2. Use Form 4868. You can also request an extension by filling out Form 4868, Application for Automatic Extension of Time to File U.S. Individual Income Tax Return. You must mail this form to the IRS by April 18. Form 4868 is available on IRS.gov/forms.

Loss of a child to addiction disrupts natural order

When a couple make the decision to have a child, a natural plan begins to fall into place. With great anticipation they wait for that happy plan to become reality — birthdays, elementary school, high school, college, marriage and eventually grandchildren. Never does that plan include the devastating loss of a child due to addiction.

Day after day we hear about opiate-related deaths in our region and across the country.  Children are dying outside of the “natural order,” and when it occurs it sends people into a tailspin. We’re just not supposed to outlive our children. 

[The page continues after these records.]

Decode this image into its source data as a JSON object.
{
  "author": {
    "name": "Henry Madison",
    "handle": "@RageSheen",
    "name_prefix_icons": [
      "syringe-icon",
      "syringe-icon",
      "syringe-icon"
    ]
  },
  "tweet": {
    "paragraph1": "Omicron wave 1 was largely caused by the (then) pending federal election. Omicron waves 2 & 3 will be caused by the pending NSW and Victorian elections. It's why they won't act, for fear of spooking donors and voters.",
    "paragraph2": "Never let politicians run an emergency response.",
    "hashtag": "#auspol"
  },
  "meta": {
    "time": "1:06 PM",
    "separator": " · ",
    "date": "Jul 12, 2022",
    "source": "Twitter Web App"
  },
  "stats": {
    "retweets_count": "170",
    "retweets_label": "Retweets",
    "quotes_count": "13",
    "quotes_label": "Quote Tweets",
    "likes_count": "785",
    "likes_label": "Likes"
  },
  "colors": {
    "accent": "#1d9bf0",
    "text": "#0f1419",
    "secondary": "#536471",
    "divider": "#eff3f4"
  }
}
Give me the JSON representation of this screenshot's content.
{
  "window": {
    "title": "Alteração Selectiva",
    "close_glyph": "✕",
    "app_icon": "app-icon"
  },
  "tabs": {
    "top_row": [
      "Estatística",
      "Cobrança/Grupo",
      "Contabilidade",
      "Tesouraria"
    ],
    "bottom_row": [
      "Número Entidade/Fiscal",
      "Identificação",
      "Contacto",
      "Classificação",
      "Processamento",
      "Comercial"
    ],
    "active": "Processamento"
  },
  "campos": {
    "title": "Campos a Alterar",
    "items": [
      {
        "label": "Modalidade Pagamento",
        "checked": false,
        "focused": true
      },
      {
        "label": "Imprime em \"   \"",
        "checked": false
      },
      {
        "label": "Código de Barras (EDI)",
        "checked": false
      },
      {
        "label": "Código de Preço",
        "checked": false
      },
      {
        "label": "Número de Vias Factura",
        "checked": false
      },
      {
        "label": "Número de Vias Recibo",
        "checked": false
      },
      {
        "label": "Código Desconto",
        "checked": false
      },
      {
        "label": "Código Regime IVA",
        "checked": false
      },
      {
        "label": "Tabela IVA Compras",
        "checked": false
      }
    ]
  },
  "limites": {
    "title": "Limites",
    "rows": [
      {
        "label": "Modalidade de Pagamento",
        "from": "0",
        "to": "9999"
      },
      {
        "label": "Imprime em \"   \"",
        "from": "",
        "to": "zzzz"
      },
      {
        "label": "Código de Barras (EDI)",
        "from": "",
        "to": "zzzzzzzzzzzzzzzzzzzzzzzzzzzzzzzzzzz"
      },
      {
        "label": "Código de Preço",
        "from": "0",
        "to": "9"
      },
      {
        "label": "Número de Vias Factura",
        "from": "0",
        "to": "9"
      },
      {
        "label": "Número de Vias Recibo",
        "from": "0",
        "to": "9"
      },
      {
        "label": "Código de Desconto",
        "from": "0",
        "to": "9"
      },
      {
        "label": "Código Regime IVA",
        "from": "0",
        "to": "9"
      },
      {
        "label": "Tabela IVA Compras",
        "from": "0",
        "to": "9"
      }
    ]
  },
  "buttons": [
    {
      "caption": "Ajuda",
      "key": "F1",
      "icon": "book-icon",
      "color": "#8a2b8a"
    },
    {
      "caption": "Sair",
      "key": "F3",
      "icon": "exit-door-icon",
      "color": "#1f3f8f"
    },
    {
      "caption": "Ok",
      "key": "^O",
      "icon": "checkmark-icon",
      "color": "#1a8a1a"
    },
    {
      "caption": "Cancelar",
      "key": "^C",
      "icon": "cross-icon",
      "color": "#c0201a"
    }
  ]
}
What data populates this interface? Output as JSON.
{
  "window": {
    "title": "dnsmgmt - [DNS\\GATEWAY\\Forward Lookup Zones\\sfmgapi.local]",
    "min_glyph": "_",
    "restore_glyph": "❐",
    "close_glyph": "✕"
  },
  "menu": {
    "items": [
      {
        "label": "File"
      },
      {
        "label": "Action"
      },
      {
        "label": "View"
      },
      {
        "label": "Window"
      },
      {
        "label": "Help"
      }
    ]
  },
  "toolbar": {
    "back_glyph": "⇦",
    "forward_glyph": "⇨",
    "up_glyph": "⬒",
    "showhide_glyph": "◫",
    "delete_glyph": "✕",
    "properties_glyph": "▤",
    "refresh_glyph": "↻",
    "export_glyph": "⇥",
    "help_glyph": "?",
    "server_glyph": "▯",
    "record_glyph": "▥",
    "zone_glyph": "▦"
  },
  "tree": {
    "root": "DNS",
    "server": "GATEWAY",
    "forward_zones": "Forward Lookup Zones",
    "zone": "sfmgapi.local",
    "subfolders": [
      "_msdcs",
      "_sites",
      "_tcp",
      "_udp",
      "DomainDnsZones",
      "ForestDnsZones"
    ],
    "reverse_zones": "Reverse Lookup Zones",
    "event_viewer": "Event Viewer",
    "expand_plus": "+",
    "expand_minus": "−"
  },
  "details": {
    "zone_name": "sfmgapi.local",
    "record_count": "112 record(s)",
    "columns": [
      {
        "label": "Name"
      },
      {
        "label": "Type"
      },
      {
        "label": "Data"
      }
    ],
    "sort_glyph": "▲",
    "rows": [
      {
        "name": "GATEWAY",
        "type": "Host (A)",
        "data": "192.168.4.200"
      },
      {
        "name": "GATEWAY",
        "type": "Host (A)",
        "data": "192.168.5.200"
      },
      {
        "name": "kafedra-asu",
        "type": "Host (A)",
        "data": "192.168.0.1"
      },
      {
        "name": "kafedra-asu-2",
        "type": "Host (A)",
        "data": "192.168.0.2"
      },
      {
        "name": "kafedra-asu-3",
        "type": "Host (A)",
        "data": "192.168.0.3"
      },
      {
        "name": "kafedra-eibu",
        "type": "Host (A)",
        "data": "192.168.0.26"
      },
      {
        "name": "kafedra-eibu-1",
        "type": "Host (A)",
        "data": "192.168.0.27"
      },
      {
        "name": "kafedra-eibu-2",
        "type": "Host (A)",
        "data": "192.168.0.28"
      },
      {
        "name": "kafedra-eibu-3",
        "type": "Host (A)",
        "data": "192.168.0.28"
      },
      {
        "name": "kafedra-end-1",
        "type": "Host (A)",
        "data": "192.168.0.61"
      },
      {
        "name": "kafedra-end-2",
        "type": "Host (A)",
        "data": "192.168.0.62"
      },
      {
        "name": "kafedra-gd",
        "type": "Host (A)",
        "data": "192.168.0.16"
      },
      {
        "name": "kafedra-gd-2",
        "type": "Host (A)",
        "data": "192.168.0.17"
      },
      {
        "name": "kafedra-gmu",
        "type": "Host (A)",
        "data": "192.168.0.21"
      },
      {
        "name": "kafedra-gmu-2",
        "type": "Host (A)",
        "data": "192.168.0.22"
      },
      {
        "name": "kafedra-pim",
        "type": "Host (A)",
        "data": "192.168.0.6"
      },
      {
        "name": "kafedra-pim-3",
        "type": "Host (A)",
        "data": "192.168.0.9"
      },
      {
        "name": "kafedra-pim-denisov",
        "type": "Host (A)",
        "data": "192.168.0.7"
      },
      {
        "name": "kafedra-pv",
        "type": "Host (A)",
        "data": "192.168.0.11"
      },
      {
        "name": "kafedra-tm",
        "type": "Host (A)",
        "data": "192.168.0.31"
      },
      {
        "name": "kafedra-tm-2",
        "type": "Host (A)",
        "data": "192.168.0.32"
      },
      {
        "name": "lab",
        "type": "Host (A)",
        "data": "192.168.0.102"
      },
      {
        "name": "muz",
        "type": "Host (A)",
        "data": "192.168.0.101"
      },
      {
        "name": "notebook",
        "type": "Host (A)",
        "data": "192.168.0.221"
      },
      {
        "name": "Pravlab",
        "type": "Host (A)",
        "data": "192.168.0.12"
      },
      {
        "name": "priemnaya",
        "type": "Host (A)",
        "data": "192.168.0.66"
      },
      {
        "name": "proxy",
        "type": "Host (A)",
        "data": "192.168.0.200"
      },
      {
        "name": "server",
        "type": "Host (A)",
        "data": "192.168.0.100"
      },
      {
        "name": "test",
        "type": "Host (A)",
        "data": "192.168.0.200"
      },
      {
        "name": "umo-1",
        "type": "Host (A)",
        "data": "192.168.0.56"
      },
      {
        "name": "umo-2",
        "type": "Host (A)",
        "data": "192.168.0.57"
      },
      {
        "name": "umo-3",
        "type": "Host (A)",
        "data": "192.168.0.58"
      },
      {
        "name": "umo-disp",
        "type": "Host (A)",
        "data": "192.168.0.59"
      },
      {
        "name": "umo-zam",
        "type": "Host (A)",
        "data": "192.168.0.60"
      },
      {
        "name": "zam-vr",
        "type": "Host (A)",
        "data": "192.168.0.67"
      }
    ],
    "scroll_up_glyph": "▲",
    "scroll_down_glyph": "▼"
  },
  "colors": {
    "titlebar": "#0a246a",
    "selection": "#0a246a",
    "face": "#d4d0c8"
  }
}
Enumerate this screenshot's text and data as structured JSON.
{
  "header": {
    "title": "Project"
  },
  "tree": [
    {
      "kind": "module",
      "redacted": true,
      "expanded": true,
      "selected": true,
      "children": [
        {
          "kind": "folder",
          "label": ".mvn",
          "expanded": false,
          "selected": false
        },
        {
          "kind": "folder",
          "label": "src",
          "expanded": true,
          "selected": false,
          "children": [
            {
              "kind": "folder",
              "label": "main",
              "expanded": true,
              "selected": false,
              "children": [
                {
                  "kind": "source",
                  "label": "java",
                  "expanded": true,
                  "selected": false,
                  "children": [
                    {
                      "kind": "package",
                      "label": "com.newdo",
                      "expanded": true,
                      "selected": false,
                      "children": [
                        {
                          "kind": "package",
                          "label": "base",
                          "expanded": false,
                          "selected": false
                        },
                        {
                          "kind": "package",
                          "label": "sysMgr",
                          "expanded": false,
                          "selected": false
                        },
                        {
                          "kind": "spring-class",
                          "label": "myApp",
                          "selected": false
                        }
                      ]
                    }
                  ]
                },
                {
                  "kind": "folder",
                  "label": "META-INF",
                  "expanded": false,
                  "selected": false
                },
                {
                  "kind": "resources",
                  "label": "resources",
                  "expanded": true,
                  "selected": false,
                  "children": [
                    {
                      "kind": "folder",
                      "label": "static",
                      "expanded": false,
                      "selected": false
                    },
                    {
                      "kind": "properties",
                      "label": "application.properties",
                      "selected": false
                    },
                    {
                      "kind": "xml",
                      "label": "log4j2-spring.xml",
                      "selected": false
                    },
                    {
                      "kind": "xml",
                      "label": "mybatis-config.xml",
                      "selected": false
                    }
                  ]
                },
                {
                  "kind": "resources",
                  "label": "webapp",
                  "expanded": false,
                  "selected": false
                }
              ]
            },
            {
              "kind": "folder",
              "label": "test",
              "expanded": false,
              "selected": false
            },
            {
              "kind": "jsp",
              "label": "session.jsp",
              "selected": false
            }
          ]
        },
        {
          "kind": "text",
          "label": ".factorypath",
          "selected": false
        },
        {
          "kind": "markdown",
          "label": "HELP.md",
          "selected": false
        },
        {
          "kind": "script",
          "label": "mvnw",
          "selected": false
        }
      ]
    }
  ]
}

While there is really no “getting over” such a loss, you can begin to integrate it into your life. It’s important to understand that grief is a long journey and finding normalcy takes time. You don't wake up one day and everything's good again.

Six Tips You Should Know about Employee Business Expenses

 

If you paid for work-related expenses out of your own pocket, you may be able to deduct those costs. In most cases, you can claim allowable expenses if you itemize on IRS Schedule A, Itemized Deductions. You can deduct the amount that is more than two percent of your adjusted gross income. Here are six other facts you should know:

1. Ordinary and Necessary.  You can only deduct unreimbursed expenses that are ordinary and necessary to your work as an employee. An ordinary expense is one that is common and accepted in your industry. A necessary expense is one that is appropriate and helpful to your business.

2. Expense Examples.  Some costs that you may be able to deduct include: 

·         Required work clothes or uniforms not appropriate for everyday use.

Can’t Pay Taxes On Time? Here Are Five Tips

 

The IRS urges you to file on time even if you can’t pay what you owe. This saves you from potentially paying a penalty for a late filed return.

Here is what to do if you can’t pay all your taxes by the due date.

1. File on time and pay as much as you can. You can pay online, by phone, or by check or money order. Visit IRS.gov for electronic payment options.

2. Get a loan or use a credit card to pay your tax. The interest and fees charged by a bank or credit card company may be less than IRS interest and penalties. For credit card options, see IRS.gov.

Save on Your Taxes and for Retirement with the Saver’s Credit

If you contribute to a retirement plan, like a 401(k) or an IRA, you may be able to claim the Saver’s Credit. This credit can help you save for retirement and reduce the tax you owe. Here are some key facts that you should know about this important tax credit:

Six Facts You Should Know Before Deducting a Charitable Donation

 

If you gave money or goods to a charity in 2015, you may be able to claim a deduction on your federal tax return. Here are six important facts you should know about charitable donations.

1. Qualified Charities. You must donate to a qualified charity. Gifts to individuals, political organizations or candidates are not deductible. An exception to this rule is contributions under the Slain Officer Family Support Act of 2015. To check the status of a charity, use the IRS Select Check tool.

2. Itemize Deductions. To deduct your contributions, you must file Form 1040 and itemize deductions. File Schedule A, Itemized Deductions, with your federal tax return.

Bartering Produces Taxable Income and Reporting Requirements

Bartering is the trading of one product or service for another. Often there is no exchange of cash. Some businesses barter to get products or services they need. For example, a gardener might trade landscape work with a plumber for plumbing work.

If you barter, you should know that the value of products or services from bartering is normally taxable income. This is true even if you are not in business.

A few facts about bartering: